Your answer must contain each line of the listing in which "timuism" appears, copied in full.
--- Input data ---
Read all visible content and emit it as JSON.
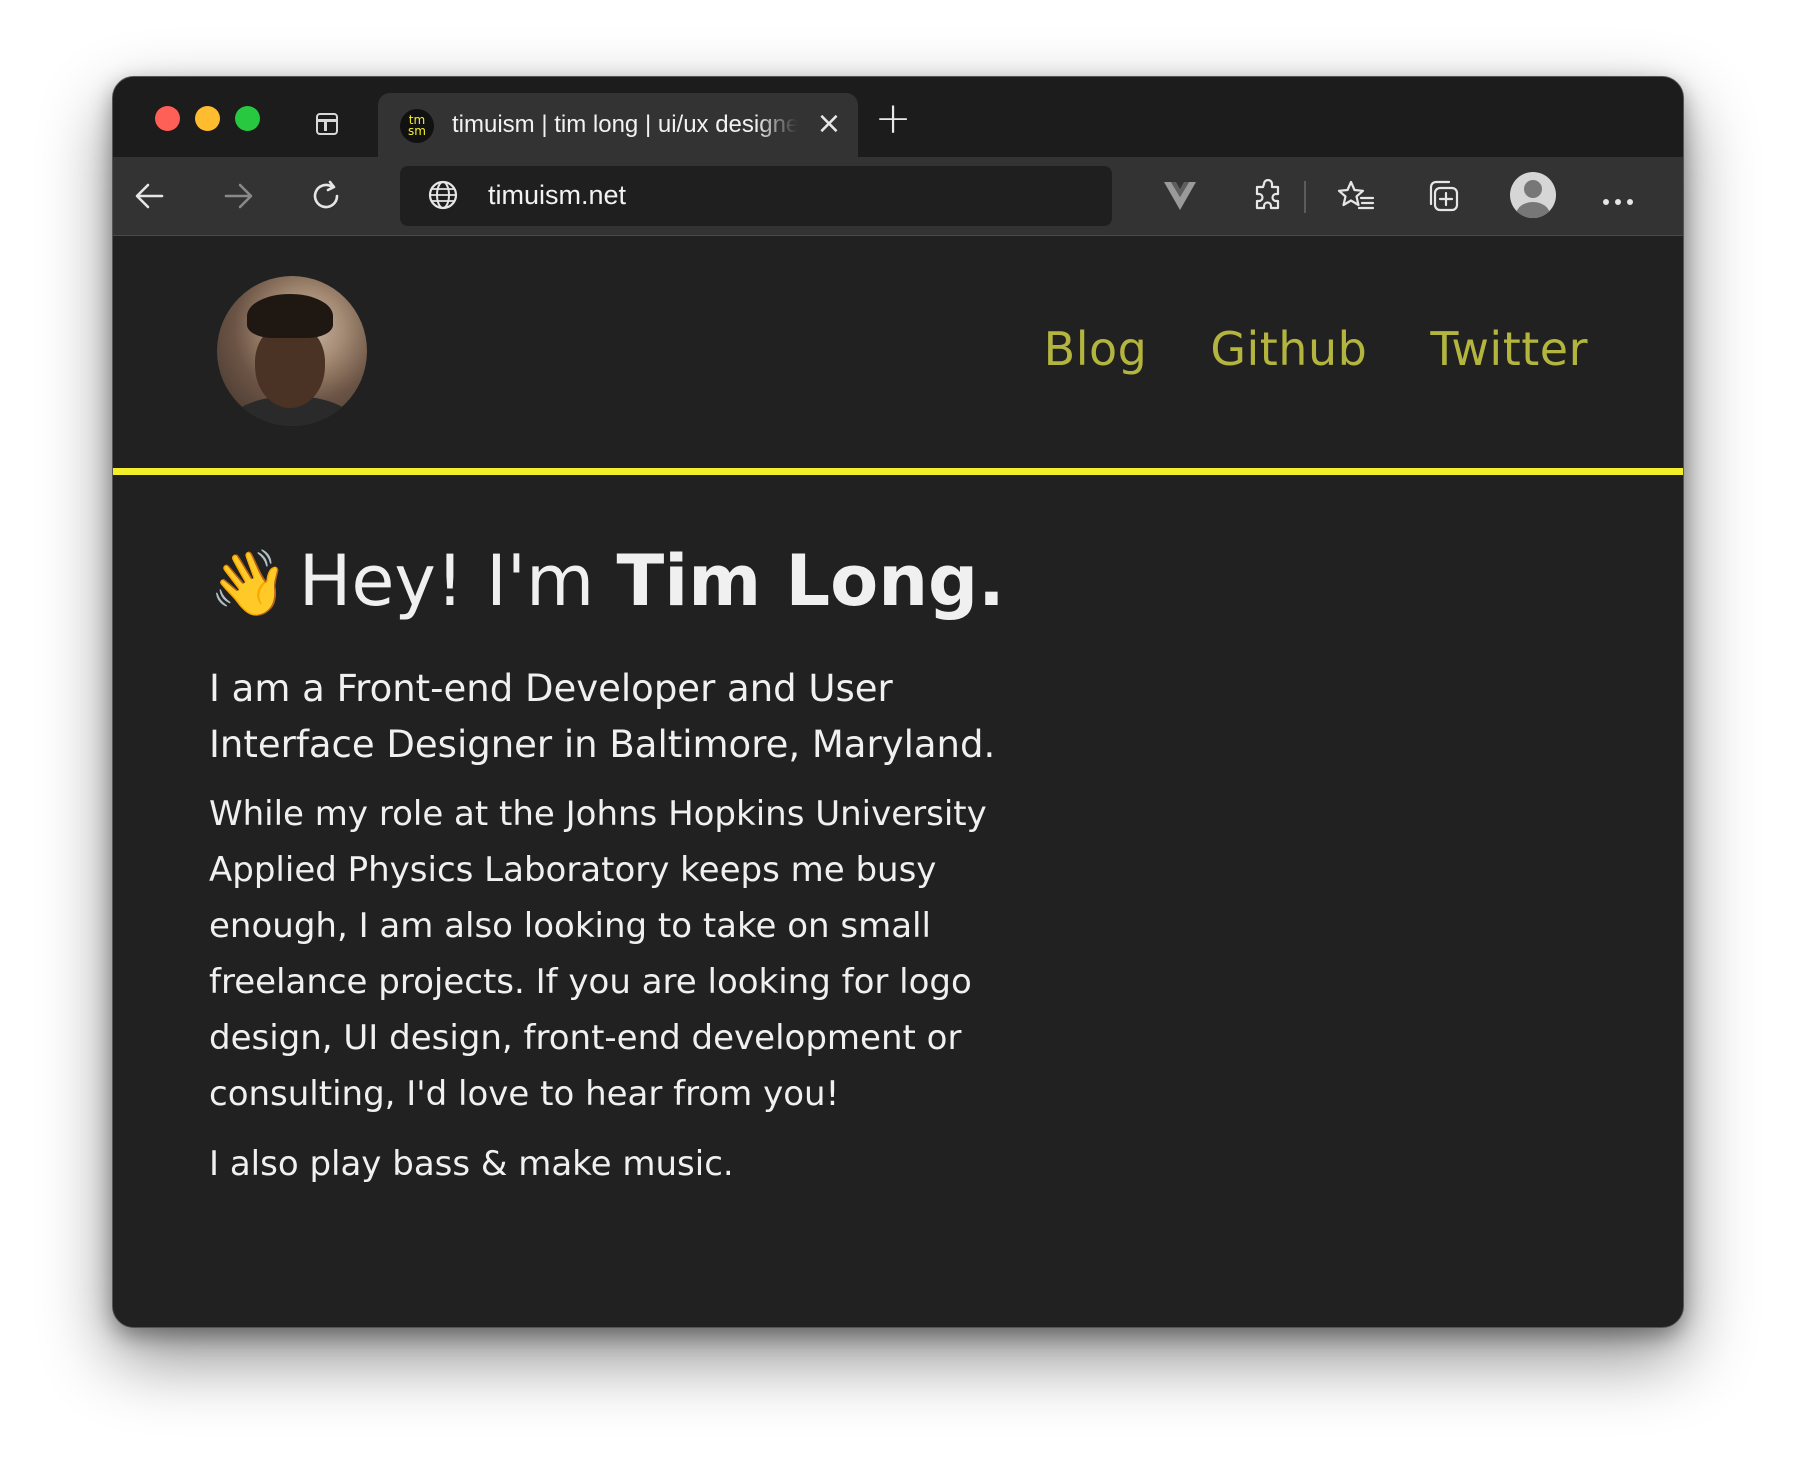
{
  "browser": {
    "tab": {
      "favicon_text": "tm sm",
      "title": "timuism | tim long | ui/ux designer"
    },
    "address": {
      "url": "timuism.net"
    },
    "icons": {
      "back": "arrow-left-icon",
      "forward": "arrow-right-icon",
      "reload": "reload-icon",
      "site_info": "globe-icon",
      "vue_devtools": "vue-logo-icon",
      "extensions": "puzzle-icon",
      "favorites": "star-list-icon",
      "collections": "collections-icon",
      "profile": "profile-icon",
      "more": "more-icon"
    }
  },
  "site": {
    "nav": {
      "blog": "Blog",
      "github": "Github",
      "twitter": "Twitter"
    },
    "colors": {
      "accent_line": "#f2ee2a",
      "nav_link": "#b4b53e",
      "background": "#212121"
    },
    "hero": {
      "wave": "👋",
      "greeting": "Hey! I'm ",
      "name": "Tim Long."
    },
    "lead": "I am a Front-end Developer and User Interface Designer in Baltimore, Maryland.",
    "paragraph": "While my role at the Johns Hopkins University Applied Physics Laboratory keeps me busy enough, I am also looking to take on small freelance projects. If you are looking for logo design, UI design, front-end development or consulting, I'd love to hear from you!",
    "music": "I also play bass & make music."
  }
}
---
Task output:
      "title": "timuism | tim long | ui/ux designer"
      "url": "timuism.net"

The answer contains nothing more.